65% arise centrally from main, lobar or segmental bronchi (atelectasis and consolidation are common)

30% as solitary nodule or mass (cavitation common)



Most common

Smoking weakly associated (associated with lung fibrosis)

Metastasize early (adrenals and CNS)

Poor prognosis

75% in periphery

Common in upper

Solitary pulmonary nodule

Round lobulated and spiculated


Adenocarcinoma in situ

Non invasive tumor characterized by lepidic growth

5% of malignancy

Great prognosis

60% as solitary noudle (non mucinous cell type...ill-defined nodule in a GG nodule...air bronchograms and cystic areas (pseudocavitation...GOOD))

40% as patchy condolidation (poorer prognosis, mucinous cell type, CT angiogram sign...POOR)


SMall cell carcinoma

Neuroendocrine carcinoma

Paraneoplastic syndromes commonly associated

Terrible prognosis

3rd most common

Central, peribronchial invasion, large hilar or parahilar mass, bonrchial narrowing, LN enlargement


Large cell carinoma

Strongly associated

Poor prognosis and metastasize early

Large peripheral masses

Similar to adenocarcinoma but larger at presentation


Carcinoid tumor

Typical - low grade malgnancy...often in central bornchi, endobronchial mass, and locally invasive...most common in central lobar bronchi (obstrution findings)

Peripheral carcinoid - if typical, then well defined and present later

Atypial - more aggressive and nodal spread



Superior sulcus tumor

Pain in shoulder
Radicular pain along eight ervical and first and second throacic nerves

Horners syndrome



Focal geographic growth in the lung measuring less than 3 cm
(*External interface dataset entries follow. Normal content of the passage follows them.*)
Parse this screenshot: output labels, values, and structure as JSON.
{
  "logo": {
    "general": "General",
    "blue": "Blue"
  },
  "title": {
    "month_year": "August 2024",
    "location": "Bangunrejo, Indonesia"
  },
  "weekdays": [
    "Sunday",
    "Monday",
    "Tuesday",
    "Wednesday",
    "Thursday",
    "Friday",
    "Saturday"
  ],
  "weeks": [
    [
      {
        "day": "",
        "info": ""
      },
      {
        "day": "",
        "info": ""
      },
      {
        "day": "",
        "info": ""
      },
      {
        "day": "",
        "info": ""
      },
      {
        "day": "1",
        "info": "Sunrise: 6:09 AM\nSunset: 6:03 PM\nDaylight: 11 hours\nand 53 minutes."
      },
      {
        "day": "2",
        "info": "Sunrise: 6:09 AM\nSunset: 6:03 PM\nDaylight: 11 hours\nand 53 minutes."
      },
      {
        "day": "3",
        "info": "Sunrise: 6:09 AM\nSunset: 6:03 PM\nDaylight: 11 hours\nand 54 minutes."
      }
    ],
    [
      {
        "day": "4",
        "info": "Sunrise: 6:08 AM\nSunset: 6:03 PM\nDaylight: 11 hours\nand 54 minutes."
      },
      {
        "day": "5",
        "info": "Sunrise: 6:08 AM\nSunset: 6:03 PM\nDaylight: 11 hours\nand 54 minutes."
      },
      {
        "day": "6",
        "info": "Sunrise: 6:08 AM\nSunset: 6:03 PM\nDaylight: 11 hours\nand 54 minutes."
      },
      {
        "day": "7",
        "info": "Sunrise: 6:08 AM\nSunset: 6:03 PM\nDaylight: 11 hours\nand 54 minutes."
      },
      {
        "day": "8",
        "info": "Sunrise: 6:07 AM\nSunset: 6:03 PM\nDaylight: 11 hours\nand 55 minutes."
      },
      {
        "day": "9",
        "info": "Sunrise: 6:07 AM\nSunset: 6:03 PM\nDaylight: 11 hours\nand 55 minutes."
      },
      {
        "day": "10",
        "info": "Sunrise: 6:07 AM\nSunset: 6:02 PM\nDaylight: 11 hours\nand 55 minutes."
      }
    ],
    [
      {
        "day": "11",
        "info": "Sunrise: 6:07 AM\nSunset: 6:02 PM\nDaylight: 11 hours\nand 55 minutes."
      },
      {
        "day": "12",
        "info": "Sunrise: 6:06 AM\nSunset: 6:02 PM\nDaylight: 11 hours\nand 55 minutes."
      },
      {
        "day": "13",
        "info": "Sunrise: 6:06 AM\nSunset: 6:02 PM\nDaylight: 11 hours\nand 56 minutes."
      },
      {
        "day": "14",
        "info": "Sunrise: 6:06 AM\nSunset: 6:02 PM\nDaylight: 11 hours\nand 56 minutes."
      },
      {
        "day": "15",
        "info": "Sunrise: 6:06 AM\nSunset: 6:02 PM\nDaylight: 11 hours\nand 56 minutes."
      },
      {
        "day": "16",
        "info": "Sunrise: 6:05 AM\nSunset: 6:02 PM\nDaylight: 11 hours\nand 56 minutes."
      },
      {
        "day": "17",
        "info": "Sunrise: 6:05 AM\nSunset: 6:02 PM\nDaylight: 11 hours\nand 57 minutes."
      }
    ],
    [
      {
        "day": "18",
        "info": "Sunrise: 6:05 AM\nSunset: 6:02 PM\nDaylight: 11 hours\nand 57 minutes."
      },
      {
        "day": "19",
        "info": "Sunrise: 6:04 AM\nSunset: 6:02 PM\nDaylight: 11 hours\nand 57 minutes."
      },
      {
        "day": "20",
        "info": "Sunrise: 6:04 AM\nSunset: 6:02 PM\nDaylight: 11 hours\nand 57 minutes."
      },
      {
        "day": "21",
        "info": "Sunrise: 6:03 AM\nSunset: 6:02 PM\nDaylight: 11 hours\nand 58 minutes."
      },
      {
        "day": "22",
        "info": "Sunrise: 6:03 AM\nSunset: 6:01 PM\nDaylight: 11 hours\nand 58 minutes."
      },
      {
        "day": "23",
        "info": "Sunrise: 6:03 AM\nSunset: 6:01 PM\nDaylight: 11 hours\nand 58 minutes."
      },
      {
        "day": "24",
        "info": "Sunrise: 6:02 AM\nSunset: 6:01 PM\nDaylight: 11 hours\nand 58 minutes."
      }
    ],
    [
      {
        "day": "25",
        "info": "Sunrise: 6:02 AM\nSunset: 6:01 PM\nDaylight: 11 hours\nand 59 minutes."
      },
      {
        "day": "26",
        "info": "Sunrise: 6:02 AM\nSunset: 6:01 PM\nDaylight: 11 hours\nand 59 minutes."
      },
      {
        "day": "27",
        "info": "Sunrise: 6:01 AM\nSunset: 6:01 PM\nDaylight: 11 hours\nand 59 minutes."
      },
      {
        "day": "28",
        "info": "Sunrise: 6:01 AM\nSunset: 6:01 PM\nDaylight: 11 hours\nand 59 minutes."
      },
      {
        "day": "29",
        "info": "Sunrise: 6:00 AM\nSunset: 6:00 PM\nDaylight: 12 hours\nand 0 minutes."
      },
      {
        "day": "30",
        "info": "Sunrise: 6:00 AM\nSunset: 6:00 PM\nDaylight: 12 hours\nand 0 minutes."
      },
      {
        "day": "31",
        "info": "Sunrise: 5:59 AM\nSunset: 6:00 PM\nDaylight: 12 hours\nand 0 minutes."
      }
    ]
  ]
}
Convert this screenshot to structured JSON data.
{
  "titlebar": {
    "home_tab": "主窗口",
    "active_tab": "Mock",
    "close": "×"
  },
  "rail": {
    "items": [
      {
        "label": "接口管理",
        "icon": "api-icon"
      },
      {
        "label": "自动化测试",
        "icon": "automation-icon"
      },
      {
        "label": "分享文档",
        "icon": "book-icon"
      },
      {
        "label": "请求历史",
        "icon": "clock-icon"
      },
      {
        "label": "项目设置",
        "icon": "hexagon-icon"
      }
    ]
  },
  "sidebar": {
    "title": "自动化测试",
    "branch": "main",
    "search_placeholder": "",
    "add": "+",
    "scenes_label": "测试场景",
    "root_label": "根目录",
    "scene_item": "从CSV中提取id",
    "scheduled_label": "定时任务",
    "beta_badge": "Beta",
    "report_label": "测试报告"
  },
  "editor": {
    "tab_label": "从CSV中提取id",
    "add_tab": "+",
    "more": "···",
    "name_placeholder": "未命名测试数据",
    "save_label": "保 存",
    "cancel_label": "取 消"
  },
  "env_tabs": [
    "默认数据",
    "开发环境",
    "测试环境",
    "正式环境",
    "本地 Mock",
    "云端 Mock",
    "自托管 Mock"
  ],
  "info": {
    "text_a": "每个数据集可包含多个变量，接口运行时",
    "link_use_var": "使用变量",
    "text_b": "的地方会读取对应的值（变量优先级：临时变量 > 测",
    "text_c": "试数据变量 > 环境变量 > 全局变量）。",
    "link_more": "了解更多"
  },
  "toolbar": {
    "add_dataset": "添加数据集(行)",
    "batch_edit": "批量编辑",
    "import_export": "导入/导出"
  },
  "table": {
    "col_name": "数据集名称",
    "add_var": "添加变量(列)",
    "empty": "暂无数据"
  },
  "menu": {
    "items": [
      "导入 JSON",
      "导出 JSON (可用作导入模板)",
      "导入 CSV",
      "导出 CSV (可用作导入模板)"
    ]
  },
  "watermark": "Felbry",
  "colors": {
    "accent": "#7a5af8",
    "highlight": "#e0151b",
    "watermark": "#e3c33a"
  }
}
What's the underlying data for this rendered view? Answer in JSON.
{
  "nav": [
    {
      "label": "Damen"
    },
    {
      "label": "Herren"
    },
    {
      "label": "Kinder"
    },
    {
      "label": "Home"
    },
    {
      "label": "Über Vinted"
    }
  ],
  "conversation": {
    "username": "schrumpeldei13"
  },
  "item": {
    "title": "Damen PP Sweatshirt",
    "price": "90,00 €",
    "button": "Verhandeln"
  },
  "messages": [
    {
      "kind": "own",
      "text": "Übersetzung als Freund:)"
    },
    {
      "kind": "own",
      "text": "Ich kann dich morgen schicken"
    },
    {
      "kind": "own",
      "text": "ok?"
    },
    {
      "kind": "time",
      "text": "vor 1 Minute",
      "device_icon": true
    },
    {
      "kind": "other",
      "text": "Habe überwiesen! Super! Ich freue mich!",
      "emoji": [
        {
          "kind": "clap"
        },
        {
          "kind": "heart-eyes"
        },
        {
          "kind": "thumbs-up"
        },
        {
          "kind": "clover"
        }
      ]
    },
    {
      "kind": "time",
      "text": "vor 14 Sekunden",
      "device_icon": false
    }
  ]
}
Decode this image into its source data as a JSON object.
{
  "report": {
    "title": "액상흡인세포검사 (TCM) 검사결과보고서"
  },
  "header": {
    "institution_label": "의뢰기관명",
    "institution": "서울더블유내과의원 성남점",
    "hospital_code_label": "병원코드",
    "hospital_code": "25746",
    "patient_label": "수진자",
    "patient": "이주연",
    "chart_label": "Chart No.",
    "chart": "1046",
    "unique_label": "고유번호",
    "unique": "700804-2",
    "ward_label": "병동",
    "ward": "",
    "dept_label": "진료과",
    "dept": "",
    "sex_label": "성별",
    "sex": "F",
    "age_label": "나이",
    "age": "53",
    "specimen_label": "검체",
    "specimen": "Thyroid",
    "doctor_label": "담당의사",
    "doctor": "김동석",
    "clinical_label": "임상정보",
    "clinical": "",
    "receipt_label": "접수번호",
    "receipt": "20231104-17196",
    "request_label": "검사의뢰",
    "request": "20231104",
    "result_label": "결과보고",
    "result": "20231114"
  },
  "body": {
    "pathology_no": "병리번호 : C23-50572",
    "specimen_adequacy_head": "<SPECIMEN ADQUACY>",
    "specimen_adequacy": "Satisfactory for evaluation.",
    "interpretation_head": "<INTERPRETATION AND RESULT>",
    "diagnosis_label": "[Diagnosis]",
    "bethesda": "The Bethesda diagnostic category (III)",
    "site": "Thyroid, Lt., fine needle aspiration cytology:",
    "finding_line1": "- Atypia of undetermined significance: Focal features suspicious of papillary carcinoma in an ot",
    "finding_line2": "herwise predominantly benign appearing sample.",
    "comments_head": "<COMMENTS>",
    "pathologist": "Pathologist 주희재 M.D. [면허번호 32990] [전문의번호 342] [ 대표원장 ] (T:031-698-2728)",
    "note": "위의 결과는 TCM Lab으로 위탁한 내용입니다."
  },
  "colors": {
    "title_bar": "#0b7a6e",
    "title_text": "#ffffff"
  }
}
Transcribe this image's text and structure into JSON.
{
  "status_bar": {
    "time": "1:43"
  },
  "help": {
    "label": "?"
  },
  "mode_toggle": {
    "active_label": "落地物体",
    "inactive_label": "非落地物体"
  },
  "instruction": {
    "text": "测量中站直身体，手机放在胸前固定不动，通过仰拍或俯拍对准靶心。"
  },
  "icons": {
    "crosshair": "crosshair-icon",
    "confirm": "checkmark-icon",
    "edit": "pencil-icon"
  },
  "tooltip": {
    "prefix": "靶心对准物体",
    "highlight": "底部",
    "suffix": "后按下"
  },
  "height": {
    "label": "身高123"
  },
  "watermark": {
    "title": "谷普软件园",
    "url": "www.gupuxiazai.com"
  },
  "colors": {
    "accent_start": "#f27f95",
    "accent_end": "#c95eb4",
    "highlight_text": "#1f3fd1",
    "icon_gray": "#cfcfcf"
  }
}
Spectrum of solid to semi solid to ground glass

Could be incidental
ONcology follow up or hx (think cancer)

Lung cancer screening


Incidental nodules

Distinguish solid versus GGN

Review prior imaging...alsways consult with a radiologist


Incidental nodules manageement

Step 1 - compare to priors, look for bengign features, rule out maignant distinguihs

Step 2 - if new and indeterminate, follow up with appropriate Fleischer recommendation


Benign features

Calcified or fat


Stable - Looks the same, Over 2 years (solid), 5-8 years (GGN)


Lung cancer screening

Hx of smoking...look for nodules

1 annual low dose chest CT

Ages 55-74

30 or more pack years hx

Quit smoking over 15 years prior to enrollment